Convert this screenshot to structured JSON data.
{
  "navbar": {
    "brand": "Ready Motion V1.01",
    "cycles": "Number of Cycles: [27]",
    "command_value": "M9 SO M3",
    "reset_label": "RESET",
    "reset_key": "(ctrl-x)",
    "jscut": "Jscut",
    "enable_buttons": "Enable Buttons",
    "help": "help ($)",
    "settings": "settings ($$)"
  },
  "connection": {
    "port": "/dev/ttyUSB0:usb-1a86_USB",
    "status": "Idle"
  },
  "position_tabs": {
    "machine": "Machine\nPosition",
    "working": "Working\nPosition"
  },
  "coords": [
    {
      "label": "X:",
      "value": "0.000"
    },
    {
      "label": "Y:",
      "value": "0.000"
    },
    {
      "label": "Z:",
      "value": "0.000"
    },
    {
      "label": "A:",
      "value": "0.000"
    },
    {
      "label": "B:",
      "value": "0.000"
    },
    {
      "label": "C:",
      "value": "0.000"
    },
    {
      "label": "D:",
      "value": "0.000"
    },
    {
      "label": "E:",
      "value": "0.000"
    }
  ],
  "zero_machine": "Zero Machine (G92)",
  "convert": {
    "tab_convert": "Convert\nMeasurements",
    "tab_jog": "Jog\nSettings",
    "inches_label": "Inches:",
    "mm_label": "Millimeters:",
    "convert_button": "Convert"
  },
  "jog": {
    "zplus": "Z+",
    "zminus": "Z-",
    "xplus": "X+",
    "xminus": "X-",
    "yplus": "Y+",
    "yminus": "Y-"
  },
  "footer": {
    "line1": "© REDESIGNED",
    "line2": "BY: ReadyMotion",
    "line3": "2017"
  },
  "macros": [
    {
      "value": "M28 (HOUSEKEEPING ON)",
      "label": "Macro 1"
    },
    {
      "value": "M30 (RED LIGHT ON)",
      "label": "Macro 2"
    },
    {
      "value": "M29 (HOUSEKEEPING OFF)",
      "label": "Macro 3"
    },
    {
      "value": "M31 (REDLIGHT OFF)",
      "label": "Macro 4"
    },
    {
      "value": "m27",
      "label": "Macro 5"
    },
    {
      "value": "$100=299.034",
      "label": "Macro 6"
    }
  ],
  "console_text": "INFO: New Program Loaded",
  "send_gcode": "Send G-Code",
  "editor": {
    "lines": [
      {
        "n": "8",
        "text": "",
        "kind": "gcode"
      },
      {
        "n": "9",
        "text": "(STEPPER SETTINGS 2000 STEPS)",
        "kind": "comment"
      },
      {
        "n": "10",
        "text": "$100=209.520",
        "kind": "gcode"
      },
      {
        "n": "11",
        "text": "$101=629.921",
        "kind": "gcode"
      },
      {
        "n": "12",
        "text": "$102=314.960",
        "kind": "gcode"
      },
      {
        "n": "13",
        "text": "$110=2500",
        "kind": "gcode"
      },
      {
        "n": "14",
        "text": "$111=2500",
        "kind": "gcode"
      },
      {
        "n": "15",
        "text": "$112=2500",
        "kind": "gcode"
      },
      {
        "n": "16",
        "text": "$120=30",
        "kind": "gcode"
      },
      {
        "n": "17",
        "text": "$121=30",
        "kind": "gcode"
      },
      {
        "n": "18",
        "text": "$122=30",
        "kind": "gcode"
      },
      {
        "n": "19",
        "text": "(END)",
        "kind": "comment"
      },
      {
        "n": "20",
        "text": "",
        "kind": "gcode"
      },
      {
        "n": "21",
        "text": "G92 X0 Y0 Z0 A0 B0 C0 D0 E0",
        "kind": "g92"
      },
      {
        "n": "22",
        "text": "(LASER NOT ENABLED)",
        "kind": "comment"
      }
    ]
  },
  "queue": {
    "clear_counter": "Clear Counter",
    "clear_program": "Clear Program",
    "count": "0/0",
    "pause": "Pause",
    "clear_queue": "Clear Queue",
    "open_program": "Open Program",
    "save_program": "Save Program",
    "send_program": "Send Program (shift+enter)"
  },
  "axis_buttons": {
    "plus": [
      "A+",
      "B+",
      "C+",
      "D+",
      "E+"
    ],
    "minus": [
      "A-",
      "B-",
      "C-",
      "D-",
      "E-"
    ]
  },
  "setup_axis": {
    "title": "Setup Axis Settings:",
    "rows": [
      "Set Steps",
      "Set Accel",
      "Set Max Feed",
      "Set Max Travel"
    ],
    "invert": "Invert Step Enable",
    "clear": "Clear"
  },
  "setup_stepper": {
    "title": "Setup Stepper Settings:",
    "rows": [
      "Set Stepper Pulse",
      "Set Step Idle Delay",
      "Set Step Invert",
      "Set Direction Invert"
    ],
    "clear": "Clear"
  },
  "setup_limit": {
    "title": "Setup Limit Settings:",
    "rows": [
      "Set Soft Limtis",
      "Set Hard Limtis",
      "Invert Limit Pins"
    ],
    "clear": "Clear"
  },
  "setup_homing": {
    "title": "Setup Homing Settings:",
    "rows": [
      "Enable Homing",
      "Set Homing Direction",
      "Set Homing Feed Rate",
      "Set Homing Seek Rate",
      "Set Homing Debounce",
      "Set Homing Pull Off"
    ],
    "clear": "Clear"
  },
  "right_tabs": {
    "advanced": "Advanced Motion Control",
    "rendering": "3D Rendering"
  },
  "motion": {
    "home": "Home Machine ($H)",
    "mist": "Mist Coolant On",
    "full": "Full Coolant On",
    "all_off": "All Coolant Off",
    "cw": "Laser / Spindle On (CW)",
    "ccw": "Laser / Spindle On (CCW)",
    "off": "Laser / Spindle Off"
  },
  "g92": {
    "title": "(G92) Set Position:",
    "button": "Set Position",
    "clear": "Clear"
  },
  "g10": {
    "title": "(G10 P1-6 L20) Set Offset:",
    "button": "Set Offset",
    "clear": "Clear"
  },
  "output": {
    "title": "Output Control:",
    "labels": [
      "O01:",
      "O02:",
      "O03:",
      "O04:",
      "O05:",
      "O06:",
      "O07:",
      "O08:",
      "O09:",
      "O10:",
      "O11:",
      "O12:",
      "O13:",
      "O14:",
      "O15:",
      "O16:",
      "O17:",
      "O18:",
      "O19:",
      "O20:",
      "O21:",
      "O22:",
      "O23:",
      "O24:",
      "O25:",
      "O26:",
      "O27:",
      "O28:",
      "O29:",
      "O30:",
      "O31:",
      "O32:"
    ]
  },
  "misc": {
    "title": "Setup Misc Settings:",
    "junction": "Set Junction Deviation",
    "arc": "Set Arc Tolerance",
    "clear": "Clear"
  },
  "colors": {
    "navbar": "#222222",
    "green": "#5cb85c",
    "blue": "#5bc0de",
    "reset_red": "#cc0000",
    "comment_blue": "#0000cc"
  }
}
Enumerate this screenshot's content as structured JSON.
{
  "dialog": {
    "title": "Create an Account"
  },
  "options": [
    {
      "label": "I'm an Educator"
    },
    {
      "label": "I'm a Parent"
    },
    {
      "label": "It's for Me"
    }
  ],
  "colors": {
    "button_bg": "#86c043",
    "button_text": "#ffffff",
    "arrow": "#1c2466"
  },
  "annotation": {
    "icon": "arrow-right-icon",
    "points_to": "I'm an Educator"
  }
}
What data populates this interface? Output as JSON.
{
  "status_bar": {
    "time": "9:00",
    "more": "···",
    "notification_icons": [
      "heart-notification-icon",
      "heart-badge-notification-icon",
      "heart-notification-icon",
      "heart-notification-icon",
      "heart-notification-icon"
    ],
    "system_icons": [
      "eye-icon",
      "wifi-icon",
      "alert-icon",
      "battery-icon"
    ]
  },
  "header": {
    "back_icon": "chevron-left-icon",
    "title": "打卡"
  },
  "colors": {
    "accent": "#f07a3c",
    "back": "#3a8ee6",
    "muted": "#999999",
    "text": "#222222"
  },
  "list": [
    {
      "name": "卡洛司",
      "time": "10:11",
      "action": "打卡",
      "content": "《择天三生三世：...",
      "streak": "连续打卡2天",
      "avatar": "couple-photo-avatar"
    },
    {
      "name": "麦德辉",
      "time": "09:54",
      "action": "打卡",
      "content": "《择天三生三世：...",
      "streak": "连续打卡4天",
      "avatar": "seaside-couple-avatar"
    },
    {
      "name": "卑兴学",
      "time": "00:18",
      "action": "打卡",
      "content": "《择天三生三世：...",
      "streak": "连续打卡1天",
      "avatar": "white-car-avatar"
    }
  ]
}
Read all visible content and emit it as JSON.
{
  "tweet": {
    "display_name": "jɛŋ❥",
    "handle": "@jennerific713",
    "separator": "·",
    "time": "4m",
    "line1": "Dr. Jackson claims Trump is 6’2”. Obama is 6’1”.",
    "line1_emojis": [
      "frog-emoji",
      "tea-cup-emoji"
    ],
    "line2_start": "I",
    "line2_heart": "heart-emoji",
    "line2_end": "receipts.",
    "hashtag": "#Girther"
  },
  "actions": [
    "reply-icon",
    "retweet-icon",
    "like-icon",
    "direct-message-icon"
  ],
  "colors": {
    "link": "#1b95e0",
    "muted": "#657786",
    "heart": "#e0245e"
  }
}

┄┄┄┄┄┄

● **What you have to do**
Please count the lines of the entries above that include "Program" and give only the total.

● **Exercise output**
5